━━ LISTED ENTRIES

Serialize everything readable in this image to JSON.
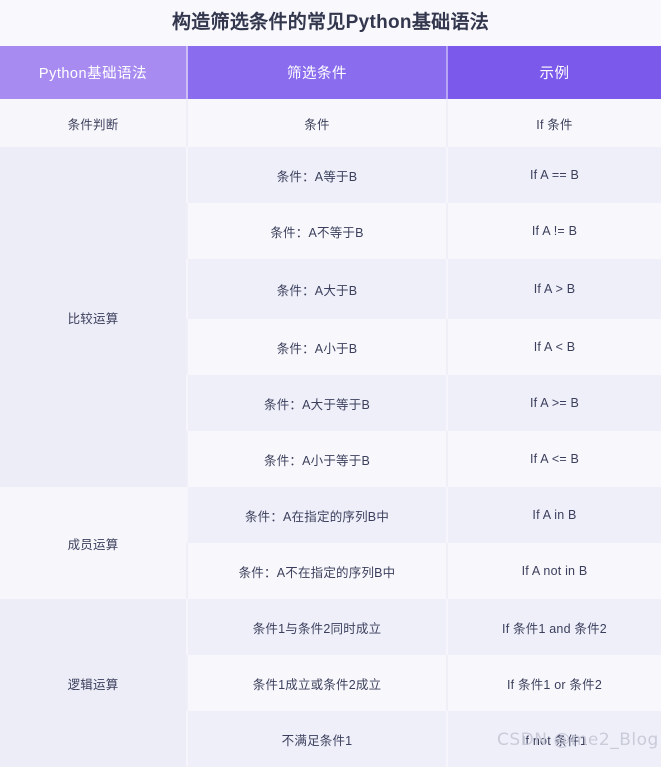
{
  "title": "构造筛选条件的常见Python基础语法",
  "table": {
    "headers": [
      "Python基础语法",
      "筛选条件",
      "示例"
    ],
    "header_colors": [
      "#a78bf0",
      "#8a6cee",
      "#7b59ea"
    ],
    "groups": [
      {
        "category": "条件判断",
        "tone": "light",
        "rows": [
          {
            "condition": "条件",
            "example": "If 条件"
          }
        ]
      },
      {
        "category": "比较运算",
        "tone": "lav",
        "rows": [
          {
            "condition": "条件：A等于B",
            "example": "If A == B"
          },
          {
            "condition": "条件：A不等于B",
            "example": "If A != B"
          },
          {
            "condition": "条件：A大于B",
            "example": "If A > B"
          },
          {
            "condition": "条件：A小于B",
            "example": "If A < B"
          },
          {
            "condition": "条件：A大于等于B",
            "example": "If A >= B"
          },
          {
            "condition": "条件：A小于等于B",
            "example": "If A <= B"
          }
        ]
      },
      {
        "category": "成员运算",
        "tone": "light",
        "rows": [
          {
            "condition": "条件：A在指定的序列B中",
            "example": "If A in B"
          },
          {
            "condition": "条件：A不在指定的序列B中",
            "example": "If A not in B"
          }
        ]
      },
      {
        "category": "逻辑运算",
        "tone": "lav",
        "rows": [
          {
            "condition": "条件1与条件2同时成立",
            "example": "If 条件1 and 条件2"
          },
          {
            "condition": "条件1成立或条件2成立",
            "example": "If 条件1 or 条件2"
          },
          {
            "condition": "不满足条件1",
            "example": "If not 条件1"
          }
        ]
      }
    ]
  },
  "watermark": "CSDN @me2_Blog"
}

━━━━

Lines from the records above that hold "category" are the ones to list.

→ OUTPUT OF THE TASK
        "category": "条件判断",
        "category": "比较运算",
        "category": "成员运算",
        "category": "逻辑运算",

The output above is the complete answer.